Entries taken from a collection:

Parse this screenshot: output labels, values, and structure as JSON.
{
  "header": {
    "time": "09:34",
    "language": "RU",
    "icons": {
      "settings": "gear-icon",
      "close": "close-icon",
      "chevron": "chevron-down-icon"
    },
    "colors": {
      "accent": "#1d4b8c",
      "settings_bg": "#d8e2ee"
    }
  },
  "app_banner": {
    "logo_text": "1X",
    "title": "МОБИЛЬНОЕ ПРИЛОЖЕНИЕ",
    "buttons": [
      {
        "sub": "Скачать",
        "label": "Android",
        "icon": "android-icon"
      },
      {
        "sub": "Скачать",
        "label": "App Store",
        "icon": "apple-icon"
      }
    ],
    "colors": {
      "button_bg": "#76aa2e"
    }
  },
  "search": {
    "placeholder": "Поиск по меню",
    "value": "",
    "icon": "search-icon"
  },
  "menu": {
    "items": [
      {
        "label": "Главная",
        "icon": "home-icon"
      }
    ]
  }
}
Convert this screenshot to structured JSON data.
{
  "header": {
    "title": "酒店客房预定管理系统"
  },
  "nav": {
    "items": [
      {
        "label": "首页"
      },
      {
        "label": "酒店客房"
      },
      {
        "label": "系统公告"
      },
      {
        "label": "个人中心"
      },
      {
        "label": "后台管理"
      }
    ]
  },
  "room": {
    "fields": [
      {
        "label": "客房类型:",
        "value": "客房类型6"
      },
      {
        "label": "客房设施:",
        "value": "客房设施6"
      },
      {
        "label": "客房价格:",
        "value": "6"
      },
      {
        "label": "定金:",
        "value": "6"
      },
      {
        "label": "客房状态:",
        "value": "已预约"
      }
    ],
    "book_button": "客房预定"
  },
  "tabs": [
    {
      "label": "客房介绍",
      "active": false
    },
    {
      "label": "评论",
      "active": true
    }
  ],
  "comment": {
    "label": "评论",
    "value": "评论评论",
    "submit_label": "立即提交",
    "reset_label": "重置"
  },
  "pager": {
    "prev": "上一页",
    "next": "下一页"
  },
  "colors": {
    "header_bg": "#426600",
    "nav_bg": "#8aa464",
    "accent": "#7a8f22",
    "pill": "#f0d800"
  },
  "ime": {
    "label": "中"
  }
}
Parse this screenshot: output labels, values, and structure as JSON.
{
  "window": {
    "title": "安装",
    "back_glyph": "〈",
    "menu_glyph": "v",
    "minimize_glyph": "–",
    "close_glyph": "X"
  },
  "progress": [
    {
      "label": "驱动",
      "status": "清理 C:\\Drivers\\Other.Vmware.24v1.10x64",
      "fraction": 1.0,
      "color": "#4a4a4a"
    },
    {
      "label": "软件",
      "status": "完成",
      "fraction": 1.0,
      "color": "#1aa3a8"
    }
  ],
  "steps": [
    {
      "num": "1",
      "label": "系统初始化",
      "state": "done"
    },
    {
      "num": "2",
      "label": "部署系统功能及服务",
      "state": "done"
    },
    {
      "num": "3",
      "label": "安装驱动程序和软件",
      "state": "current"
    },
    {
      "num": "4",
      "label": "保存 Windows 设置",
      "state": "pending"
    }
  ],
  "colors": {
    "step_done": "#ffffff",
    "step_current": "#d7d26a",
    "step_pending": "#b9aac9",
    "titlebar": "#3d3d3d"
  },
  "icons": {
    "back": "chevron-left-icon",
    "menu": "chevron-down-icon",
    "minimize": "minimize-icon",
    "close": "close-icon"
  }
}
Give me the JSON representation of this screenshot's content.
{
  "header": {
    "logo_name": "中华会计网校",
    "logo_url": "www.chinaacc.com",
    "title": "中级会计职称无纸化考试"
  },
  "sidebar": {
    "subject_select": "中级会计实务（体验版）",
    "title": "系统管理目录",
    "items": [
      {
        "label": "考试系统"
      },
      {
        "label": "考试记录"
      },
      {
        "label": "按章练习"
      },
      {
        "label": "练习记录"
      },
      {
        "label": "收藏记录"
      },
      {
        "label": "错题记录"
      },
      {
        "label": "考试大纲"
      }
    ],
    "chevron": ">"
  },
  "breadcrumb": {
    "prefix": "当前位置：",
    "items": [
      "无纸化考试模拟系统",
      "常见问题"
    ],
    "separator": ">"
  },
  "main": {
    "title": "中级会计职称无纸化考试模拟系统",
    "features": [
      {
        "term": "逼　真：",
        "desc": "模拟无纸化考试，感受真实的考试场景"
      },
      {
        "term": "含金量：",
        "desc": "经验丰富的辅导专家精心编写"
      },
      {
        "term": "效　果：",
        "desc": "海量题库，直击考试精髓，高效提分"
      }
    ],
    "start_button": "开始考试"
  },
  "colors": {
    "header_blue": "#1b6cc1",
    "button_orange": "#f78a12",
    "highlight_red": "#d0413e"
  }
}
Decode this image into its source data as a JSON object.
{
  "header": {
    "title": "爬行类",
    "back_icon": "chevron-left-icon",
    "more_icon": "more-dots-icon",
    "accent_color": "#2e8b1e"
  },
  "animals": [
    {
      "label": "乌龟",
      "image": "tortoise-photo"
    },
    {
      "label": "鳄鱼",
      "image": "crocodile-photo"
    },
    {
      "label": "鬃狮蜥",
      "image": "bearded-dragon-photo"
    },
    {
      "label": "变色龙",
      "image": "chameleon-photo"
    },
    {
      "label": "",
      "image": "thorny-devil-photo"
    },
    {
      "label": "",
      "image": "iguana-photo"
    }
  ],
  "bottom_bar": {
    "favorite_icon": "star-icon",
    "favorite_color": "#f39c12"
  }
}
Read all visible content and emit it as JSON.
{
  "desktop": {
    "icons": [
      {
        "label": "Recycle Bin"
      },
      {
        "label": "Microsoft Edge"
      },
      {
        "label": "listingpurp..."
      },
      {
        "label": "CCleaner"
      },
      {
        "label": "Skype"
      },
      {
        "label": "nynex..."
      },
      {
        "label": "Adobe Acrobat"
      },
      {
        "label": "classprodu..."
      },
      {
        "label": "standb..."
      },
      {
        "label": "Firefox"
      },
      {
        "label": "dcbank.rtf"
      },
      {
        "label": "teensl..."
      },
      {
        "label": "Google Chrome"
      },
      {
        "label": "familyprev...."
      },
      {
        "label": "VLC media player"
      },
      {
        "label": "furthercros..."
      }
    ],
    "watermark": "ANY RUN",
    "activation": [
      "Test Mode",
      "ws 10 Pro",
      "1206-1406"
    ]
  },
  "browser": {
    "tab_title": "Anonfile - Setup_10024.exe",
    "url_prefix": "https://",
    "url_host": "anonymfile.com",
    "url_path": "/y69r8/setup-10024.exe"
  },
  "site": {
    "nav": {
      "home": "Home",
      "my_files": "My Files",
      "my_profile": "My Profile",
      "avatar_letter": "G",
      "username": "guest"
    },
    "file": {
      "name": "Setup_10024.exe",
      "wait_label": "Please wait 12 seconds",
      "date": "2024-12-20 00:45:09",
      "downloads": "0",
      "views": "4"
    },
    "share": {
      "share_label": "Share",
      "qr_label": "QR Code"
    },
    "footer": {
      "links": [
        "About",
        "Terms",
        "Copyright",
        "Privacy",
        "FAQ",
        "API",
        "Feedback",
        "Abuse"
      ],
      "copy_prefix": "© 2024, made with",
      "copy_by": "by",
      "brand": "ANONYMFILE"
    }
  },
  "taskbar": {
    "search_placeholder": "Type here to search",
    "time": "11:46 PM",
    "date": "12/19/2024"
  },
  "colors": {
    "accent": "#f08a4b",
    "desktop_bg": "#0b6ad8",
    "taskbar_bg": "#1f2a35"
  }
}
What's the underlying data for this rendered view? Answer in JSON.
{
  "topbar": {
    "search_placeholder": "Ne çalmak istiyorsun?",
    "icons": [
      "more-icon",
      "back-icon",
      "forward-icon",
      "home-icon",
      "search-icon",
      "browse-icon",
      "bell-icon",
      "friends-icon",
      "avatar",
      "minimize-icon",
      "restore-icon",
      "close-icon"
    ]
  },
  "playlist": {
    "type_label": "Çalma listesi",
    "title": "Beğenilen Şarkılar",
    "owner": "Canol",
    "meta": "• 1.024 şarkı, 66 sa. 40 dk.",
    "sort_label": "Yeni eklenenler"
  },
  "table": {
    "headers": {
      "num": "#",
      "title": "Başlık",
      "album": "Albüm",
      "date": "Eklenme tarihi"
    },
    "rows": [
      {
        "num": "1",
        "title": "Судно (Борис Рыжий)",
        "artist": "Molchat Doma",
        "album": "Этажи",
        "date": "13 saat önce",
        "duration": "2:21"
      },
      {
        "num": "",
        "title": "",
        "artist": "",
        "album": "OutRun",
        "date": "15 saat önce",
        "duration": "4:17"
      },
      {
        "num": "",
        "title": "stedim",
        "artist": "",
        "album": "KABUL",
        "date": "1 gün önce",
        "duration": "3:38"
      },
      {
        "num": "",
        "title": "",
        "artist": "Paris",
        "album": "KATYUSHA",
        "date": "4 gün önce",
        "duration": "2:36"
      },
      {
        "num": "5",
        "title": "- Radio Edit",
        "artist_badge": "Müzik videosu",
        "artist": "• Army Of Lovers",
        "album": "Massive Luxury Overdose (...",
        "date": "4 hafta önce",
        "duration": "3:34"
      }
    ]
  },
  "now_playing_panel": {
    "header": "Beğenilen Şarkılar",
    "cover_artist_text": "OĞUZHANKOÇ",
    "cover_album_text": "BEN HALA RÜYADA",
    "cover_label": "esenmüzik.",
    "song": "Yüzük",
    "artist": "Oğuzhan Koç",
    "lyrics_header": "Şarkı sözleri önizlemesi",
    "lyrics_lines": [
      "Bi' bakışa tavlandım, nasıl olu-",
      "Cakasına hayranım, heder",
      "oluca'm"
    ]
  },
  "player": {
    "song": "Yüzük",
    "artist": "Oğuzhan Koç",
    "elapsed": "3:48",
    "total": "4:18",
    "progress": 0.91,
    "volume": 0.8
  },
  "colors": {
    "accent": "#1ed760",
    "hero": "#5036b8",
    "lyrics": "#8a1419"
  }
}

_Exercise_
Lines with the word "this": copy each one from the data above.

_Your solution_
Parse this screenshot: output labels, values, and structure as JSON.
Convert this screenshot to structured JSON data.
Parse this screenshot: output labels, values, and structure as JSON.
Give me the JSON representation of this screenshot's content.
Decode this image into its source data as a JSON object.
What's the underlying data for this rendered view? Answer in JSON.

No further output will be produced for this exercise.